The God who sees me

By Max Sahl  |  Wycliffe Today Christmas Edition 2023

The Bible is filled with examples of people who experience the pain of marginalisation. In Genesis 16, we meet Hagar. Forced to bear Abraham’s child, then face subsequent resentment and abuse from Sarah, Hagar was well acquainted with feeling small and insignificant. She may have been a poor slave woman yet an encounter with an angel of the Lord reminds her that she is not alone. She refers to the Lord as ‘El Roi’, meaning ‘the God who sees me’.

Many people in the world on the margins of society experience similar feelings of abandonment to Hagar. This is especially true for those suffering from abject poverty, illiteracy, war, homelessness, deafness, blindness or other health conditions. I recently had the opportunity to visit a Multilingual Education (MLE) project in the Democratic Republic of Congo that is being funded by Wycliffe Australia. In the north of the country are the Ngbaka people, most of whom are subsistence farmers, locked into a cycle of illiteracy and poverty because they do not speak French which is the language of education in the country. The MLE project aims to teach six and seven-year-old children how to read and write in the Ngbaka language before they begin formal schooling in French. The project has been extremely successful because these children are ready to learn literacy skills in French because they already have them in Ngbaka.

Jesus demonstrated the greatest depth of love and compassion for those in the margins of society. The stories in this special Christmas edition of Wycliffe Today show how God is reaching out to marginalised people like the Ngbaka through projects that provide dignity and support. When spiritual and physical needs are met, people feel cared for and seen. As it says in Matthew 25:40, ‘Truly I tell you, whatever you did for one of the least of these brothers and sisters of mine, you did for me’. I hope you are encouraged as you read about lives being transformed, and reflect on the God who sees you and loves you.

Transformed by the Word: The least of these

By Lyn Wake  |  Wycliffe Today Christmas Edition 2023  |

‘I tell you the truth, when you did it to one of the least of these my brothers and sisters, you were doing it to me!’ Matthew 25:40 (NLT).

Who are the ‘least of these’? According to this parable in Matthew 25, it includes people who are hungry and thirsty. The homeless strangers. The naked, sick and imprisoned. You get the idea. In this passage, Jesus revealed God’s heart for those who feel forgotten and insignificant. Jesus taught his followers the eternal consequences of how we relate to those who live in the margins of society. How we treat the least of these truly matters.

Wycliffe Australia members have a heart for reaching out to people all over the world who feel the pain of marginalisation. In partnership with Jesus and his family, we address the needs of overlooked people groups and languages.

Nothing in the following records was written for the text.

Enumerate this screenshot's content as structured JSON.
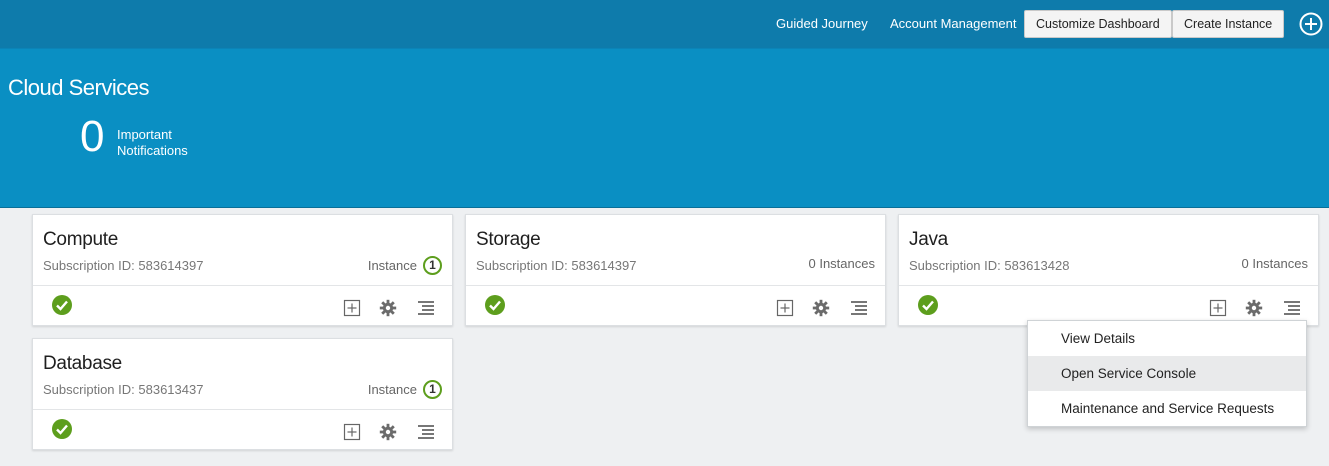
{
  "topbar": {
    "links": [
      "Guided Journey",
      "Account Management"
    ],
    "buttons": [
      "Customize Dashboard",
      "Create Instance"
    ],
    "add_icon": "plus-circle-icon"
  },
  "hero": {
    "title": "Cloud Services",
    "notification_count": "0",
    "notification_label_1": "Important",
    "notification_label_2": "Notifications"
  },
  "cards": [
    {
      "title": "Compute",
      "subscription": "Subscription ID: 583614397",
      "count_label": "Instance",
      "count_badge": "1"
    },
    {
      "title": "Storage",
      "subscription": "Subscription ID: 583614397",
      "count_label": "0 Instances",
      "count_badge": ""
    },
    {
      "title": "Java",
      "subscription": "Subscription ID: 583613428",
      "count_label": "0 Instances",
      "count_badge": ""
    },
    {
      "title": "Database",
      "subscription": "Subscription ID: 583613437",
      "count_label": "Instance",
      "count_badge": "1"
    }
  ],
  "menu": {
    "items": [
      "View Details",
      "Open Service Console",
      "Maintenance and Service Requests"
    ],
    "highlighted_index": 1
  },
  "colors": {
    "topbar": "#0e7bab",
    "hero": "#0a8fc3",
    "status_ok": "#5d9e1d"
  }
}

We seek to bring equal opportunities for every person to encounter Jesus through translated Scriptures.

Throughout the Bible, the least of these also includes widows, orphans, refugees, grieving parents, outcasts, those who are misunderstood because they look and feel different. The list goes on. We have all experienced moments of being ‘the least of these’ in one way or another!

Thankfully, the gospel proclaims Jesus as the righteous king who continues to deliver and transform every person who recognises their poverty of spirit without him. Jesus came for the least of these. He still comes for you and for me, with an all-inclusive invitation that meets us where we are. Thank God that exclusive margins do not exist within his glorious kingdom! The ‘least of these’ are never forgotten or insignificant but forever loved and important to him.

Be Transformed by the Word as you engage with Matthew 25.

Reflection: How can you join Jesus in blessing the ‘least of these’ in this season of your life?

Prayer: Father, thank you for meeting me in the areas of my life where I feel misunderstood and overlooked. May your Spirit lead me to places where I can bless those who feel forgotten and alone. In the name of Jesus I pray, Amen.


Feature image by Heather Pubols

Thanks for your patience...

Waiting is hard, isn't it. But imagine waiting 2000 years for Scripture in your language! Thanks for your patience. And thanks for your generous support which will help bring the long wait to an end...